**ASSIGNMENT**.
Where a line of the data holds the word "this", copy that line.

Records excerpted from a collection
* * * * *
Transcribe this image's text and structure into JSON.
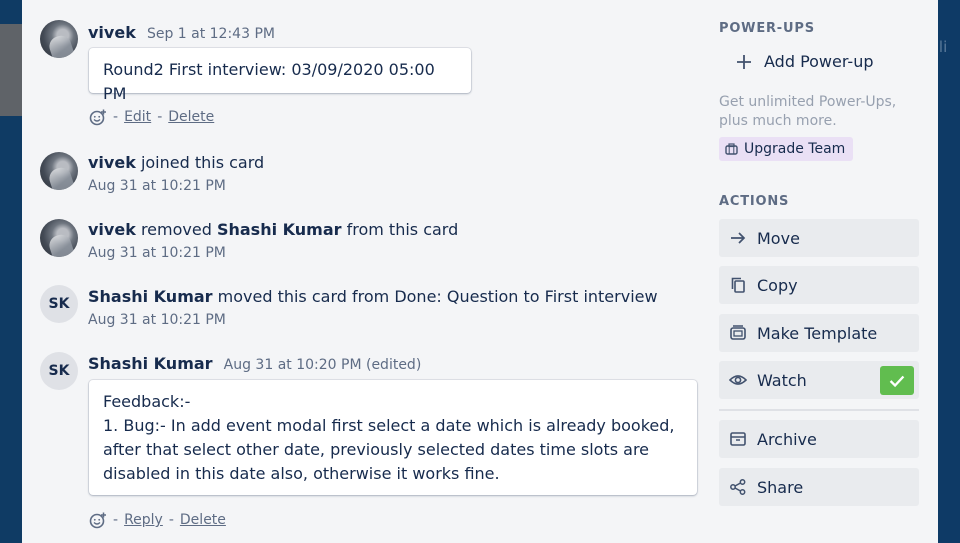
{
  "backdrop": {
    "right_peek_text": "r li"
  },
  "activity": {
    "comment1": {
      "author": "vivek",
      "timestamp": "Sep 1 at 12:43 PM",
      "text": "Round2 First interview: 03/09/2020 05:00 PM",
      "actions": {
        "edit": "Edit",
        "delete": "Delete",
        "sep": "-"
      }
    },
    "event1": {
      "author": "vivek",
      "text": "joined this card",
      "timestamp": "Aug 31 at 10:21 PM"
    },
    "event2": {
      "author": "vivek",
      "text1": "removed",
      "target": "Shashi Kumar",
      "text2": "from this card",
      "timestamp": "Aug 31 at 10:21 PM"
    },
    "event3": {
      "initials": "SK",
      "author": "Shashi Kumar",
      "text": "moved this card from Done: Question to First interview",
      "timestamp": "Aug 31 at 10:21 PM"
    },
    "comment2": {
      "initials": "SK",
      "author": "Shashi Kumar",
      "timestamp": "Aug 31 at 10:20 PM (edited)",
      "lines": [
        "Feedback:-",
        "1. Bug:- In add event modal first select a date which is already booked,",
        "after that select other date, previously selected dates time slots are",
        "disabled in this date also, otherwise it works fine."
      ],
      "actions": {
        "reply": "Reply",
        "delete": "Delete",
        "sep": "-"
      }
    }
  },
  "sidebar": {
    "powerups_title": "POWER-UPS",
    "add_powerup": "Add Power-up",
    "promo": "Get unlimited Power-Ups, plus much more.",
    "upgrade": "Upgrade Team",
    "actions_title": "ACTIONS",
    "buttons": {
      "move": "Move",
      "copy": "Copy",
      "template": "Make Template",
      "watch": "Watch",
      "archive": "Archive",
      "share": "Share"
    },
    "watch_checked": true,
    "check_color": "#61bd4f"
  }
}
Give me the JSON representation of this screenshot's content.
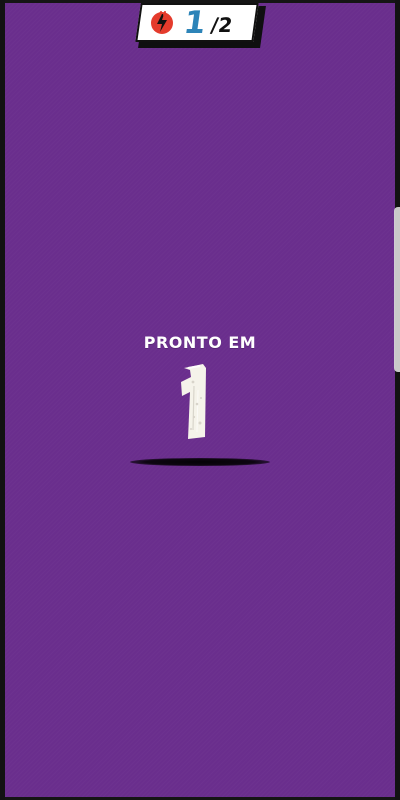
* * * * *
**ANSWER SECTION**.
Transcribe this image's text and structure into JSON.
      "text": "joined this card",
      "text2": "from this card",
      "text": "moved this card from Done: Question to First interview",
        "disabled in this date also, otherwise it works fine."
Give me the JSON representation of this screenshot's content.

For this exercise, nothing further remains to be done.